DIRECTIONS FOR THIS TASK:
Which of the lines below include the word "title"? Pull each one out.

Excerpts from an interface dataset
:::
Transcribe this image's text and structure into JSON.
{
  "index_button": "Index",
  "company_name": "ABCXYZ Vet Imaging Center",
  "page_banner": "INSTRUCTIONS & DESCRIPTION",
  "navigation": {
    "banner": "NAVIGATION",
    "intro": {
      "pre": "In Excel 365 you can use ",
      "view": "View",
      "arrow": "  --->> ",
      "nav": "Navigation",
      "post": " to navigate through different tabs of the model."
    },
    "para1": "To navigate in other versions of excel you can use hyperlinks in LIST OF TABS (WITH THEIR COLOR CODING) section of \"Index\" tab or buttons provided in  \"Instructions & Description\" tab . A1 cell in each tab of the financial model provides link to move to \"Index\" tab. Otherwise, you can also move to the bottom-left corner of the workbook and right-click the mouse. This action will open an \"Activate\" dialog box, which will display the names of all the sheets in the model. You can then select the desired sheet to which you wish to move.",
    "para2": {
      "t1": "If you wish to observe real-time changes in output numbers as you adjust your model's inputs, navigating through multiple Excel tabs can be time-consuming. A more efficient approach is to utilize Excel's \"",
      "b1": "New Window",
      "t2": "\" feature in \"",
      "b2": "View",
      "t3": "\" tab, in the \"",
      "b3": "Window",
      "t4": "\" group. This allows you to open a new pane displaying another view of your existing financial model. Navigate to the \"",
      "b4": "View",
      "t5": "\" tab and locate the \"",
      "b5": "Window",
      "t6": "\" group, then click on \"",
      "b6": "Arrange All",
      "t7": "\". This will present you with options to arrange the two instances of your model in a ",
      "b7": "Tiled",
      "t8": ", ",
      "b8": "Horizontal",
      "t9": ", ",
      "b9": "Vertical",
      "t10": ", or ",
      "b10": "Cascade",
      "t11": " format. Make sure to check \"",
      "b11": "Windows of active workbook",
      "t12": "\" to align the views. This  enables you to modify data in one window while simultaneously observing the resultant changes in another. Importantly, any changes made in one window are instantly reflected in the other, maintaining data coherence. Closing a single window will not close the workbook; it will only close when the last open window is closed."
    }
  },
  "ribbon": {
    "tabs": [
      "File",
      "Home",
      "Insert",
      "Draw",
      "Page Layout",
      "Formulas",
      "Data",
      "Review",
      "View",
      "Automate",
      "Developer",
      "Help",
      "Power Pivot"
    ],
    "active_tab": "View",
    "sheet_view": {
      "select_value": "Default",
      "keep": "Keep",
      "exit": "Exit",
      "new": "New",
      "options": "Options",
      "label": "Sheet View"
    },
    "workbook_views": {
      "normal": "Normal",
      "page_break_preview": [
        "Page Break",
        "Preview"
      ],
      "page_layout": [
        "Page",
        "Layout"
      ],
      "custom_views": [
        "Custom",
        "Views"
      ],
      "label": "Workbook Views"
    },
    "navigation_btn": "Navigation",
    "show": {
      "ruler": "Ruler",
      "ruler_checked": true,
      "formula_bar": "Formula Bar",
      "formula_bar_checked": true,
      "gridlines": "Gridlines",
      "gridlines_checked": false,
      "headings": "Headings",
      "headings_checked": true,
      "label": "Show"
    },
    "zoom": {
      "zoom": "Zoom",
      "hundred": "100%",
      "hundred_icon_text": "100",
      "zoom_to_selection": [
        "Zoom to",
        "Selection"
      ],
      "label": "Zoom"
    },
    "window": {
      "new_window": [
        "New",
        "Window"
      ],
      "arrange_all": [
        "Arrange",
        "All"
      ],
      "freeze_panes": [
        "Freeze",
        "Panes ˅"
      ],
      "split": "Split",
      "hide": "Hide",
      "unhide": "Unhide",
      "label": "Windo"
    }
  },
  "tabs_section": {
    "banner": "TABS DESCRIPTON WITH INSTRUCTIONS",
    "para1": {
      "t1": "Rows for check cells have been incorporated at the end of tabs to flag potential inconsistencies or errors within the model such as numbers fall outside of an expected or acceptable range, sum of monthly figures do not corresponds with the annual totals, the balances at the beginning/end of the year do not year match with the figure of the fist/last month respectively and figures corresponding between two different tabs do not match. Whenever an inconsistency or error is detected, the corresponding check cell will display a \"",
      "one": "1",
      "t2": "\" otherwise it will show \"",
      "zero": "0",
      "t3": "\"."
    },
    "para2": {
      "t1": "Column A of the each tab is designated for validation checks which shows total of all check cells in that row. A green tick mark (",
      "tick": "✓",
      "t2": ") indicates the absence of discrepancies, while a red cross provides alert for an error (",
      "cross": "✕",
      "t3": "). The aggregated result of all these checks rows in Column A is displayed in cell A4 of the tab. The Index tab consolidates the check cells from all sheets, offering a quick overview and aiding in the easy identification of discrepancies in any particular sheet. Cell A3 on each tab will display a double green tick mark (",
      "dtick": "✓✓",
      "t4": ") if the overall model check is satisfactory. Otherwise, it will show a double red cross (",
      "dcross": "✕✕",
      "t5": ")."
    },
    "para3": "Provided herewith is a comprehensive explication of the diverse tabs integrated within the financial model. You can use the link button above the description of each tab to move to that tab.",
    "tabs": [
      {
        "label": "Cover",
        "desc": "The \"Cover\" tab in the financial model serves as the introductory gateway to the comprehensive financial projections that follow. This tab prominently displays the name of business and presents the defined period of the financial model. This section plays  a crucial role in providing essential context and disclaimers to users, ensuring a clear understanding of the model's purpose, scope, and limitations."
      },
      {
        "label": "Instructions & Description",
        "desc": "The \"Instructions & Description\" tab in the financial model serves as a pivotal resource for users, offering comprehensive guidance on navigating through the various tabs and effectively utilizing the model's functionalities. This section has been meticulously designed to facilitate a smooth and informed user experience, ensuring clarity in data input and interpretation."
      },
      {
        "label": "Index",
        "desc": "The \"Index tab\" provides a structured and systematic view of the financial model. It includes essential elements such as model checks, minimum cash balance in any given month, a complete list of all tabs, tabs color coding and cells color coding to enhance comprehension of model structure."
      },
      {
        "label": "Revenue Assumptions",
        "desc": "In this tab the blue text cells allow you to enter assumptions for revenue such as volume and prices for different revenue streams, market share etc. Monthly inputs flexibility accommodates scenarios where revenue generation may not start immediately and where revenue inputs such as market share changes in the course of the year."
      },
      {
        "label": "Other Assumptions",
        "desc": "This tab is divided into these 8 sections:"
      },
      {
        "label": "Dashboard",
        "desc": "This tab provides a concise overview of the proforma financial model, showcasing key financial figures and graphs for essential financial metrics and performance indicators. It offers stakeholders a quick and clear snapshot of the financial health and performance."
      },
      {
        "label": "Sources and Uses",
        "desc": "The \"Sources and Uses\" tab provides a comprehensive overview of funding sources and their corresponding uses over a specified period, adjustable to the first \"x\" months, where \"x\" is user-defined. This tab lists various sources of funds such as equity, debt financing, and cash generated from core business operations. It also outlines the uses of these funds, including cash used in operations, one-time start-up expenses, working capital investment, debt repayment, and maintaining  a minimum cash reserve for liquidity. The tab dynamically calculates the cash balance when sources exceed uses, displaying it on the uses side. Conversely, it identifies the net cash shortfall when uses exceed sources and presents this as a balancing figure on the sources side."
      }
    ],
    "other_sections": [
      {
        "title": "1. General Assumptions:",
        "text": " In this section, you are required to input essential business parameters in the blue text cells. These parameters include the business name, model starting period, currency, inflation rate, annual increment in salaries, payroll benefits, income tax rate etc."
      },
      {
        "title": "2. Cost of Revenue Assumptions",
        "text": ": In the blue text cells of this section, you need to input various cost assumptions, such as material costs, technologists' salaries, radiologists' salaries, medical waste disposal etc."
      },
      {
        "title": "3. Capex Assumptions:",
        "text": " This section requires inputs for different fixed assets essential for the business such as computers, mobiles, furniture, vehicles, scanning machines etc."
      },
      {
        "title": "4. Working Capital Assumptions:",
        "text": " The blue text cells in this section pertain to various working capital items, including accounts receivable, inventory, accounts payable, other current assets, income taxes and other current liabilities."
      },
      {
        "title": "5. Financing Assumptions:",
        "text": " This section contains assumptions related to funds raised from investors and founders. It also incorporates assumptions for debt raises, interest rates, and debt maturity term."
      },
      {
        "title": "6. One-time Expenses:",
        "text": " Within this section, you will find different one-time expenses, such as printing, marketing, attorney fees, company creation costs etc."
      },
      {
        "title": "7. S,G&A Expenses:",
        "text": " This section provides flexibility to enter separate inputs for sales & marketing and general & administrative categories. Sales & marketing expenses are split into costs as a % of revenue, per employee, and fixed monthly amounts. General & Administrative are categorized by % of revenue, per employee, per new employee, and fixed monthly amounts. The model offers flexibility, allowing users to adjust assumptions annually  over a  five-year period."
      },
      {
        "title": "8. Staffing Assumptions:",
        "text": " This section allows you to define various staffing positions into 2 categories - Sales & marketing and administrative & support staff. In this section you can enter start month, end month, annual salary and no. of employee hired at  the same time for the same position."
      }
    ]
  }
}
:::
ANSWER SPACE:
        "title": "1. General Assumptions:",
        "title": "2. Cost of Revenue Assumptions",
        "title": "3. Capex Assumptions:",
        "title": "4. Working Capital Assumptions:",
        "title": "5. Financing Assumptions:",
        "title": "6. One-time Expenses:",
        "title": "7. S,G&A Expenses:",
        "title": "8. Staffing Assumptions:",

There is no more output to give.